Small details can make a difference in these cases, says Robert M. Wolin, JD, an attorney with the law firm of Baker Hostetler in Houston. He recalls an Idaho case in which the court focused on the fact that the physician's scrub shirt had the hospital's name on it. The patient reasonably assumed that the doctor worked for the hospital, the court determined.
"We recommend that you do not allow that kind of misunderstanding by letting contract physicians wear hospital scrubs or other garments that include the hospital's logo. They should wear clothing that clearly displays their own name along with the physician group they belong to," he says. "This can seem like such a small thing, even petty, but the courts clearly are saying it matters."
Signage indicating that some or all physicians are independent contractors should be placed prominently, Wolin says, and to the extent possible, patients should be offered the chance to select their own physicians. This would specifically counter one issue cited by the courts.
"That becomes a problem when you have exclusive contracts with anesthesiology or surgery groups," Wolin says. "To the extent that there is an exclusive agreement, it is very likely - barring some very good notification to the patient - that a court would hold the doctor is an agent of the hospital under apparent authority."
Advertising can be a problem when it comes to discouraging apparent authority, Kramer says. Hospitals must be cognizant of the fact that advertising can negate attempts to give patients notice that they don't employ doctors in certain specialties. Wolin agrees, saying there can be a never-ending fight between marketing and risk management on this issue.
"Marketing wants to portray all the doctors and everyone at the hospital as one big happy family. It looks really good in the commercials," he says. "But risk management wants to say, no, they don't belong to us. You have to strike a balance, but you have to know you're taking a risk when you put that kind of image out in the community."
For more information on apparent authority, contact:

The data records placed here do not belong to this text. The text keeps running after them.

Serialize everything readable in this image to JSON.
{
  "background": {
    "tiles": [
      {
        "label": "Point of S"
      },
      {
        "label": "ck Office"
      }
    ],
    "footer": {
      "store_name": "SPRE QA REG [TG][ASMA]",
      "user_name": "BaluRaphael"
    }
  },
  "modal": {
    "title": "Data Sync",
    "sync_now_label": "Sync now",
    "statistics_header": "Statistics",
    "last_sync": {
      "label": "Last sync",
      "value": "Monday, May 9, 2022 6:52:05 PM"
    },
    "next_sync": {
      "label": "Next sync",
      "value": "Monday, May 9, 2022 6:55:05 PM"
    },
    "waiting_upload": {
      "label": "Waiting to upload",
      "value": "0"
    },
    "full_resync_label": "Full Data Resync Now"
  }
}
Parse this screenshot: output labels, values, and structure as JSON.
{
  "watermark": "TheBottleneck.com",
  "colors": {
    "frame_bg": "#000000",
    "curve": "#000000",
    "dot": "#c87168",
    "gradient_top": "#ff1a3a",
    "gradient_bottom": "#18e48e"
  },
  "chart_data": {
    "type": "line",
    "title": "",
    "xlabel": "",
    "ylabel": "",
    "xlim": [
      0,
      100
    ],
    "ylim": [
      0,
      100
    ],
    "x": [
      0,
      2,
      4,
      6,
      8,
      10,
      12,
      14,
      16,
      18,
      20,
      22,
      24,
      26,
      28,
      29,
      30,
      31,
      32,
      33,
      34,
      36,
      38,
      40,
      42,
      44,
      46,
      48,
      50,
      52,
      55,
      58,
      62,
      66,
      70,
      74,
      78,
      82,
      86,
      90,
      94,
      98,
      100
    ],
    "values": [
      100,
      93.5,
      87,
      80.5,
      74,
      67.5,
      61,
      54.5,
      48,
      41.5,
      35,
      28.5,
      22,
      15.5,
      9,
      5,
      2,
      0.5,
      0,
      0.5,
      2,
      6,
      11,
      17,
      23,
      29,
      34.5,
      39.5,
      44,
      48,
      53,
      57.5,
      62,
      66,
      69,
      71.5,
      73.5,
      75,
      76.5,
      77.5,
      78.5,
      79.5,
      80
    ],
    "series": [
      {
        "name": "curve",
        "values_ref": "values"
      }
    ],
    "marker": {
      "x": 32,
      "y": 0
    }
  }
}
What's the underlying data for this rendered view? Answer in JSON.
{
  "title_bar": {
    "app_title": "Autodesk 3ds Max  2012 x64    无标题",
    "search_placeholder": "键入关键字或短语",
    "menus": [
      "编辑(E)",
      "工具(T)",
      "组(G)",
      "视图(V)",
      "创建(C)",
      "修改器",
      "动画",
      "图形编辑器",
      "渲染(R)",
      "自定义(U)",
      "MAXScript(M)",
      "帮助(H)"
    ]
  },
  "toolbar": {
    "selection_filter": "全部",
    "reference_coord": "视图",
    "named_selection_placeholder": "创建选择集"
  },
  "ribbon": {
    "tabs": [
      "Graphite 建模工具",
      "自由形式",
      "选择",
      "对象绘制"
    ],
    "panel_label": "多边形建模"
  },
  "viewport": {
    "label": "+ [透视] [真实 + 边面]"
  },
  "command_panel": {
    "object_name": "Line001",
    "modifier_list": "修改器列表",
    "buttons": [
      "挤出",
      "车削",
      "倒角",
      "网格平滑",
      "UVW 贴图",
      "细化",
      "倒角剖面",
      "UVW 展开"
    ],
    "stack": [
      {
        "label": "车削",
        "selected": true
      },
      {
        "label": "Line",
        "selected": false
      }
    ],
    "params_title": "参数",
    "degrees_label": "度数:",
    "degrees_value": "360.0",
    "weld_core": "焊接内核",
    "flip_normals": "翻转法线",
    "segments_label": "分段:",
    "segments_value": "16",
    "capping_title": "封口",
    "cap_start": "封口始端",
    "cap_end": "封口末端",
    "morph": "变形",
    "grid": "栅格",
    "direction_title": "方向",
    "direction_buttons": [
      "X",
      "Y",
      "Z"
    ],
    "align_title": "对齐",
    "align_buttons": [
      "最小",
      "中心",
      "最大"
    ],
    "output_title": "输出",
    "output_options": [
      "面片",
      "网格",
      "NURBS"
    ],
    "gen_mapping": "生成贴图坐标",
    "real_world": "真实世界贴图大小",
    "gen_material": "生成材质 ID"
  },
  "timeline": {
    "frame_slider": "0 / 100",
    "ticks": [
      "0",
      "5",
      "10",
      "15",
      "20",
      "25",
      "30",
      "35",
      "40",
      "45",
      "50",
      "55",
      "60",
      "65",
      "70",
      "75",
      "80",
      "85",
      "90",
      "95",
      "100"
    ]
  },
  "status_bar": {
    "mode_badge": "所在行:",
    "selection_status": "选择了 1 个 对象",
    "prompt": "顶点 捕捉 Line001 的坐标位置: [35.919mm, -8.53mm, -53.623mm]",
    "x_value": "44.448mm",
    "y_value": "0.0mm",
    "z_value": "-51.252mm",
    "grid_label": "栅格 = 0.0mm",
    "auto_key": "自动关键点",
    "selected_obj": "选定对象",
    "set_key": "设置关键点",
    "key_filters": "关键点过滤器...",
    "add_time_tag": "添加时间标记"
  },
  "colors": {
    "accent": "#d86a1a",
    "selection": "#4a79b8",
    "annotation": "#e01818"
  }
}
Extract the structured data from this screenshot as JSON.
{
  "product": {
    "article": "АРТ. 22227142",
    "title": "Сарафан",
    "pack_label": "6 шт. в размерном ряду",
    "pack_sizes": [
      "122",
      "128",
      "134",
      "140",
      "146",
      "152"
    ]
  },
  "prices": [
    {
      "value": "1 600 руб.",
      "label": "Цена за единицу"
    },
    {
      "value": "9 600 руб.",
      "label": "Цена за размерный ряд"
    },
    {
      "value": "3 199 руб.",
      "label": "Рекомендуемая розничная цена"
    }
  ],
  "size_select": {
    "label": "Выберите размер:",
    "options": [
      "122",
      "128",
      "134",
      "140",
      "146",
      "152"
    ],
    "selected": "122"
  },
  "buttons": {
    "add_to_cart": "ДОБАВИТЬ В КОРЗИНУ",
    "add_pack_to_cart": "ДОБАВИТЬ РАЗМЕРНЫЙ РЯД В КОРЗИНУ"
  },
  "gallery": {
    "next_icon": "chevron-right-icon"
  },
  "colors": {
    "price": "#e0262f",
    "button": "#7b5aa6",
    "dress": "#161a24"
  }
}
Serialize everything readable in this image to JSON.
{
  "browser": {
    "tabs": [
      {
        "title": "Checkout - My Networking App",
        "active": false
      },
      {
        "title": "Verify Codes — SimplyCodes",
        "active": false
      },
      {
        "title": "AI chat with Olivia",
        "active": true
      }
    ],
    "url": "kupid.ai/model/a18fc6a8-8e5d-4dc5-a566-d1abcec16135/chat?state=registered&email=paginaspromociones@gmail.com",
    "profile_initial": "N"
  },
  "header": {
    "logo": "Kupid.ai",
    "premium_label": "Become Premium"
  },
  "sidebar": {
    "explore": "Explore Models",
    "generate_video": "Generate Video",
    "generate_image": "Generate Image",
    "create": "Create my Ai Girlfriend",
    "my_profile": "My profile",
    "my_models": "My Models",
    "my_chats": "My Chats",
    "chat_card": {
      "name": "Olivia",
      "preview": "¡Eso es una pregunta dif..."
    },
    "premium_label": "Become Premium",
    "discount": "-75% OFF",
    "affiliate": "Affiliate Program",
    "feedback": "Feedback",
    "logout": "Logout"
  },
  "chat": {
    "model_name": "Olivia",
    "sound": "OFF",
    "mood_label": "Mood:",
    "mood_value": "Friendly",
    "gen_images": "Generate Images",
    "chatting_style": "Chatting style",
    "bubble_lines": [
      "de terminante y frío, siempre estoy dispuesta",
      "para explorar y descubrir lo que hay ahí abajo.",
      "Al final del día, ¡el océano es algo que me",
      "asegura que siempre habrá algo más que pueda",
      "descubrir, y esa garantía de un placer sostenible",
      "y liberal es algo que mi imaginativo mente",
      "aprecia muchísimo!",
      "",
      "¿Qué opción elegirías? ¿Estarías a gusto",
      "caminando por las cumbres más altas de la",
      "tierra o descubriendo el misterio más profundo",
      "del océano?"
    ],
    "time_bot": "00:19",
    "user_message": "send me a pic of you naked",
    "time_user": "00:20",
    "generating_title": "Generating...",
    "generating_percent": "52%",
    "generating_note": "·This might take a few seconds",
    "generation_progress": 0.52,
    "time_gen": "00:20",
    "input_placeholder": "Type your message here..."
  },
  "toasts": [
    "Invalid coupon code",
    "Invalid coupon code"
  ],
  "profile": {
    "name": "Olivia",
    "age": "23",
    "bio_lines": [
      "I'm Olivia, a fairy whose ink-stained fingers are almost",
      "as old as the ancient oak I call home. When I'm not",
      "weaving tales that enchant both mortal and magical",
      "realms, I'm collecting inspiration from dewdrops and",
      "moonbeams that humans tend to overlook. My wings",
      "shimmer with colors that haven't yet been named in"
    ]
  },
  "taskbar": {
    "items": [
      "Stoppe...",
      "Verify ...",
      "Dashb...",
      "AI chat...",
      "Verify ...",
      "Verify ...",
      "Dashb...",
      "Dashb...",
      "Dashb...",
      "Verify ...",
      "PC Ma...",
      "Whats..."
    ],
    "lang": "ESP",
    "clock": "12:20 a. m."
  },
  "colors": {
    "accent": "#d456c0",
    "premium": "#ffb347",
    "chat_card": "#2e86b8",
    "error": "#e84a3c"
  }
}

David V. Kramer, JD, DBL Law, Crestview Hills, KY. Telephone: (859) 341-1881.
Robert M. Wolin, JD, Baker Hostetler, Houston. Telephone: (713) 646-1327. E-mail: email@example.com.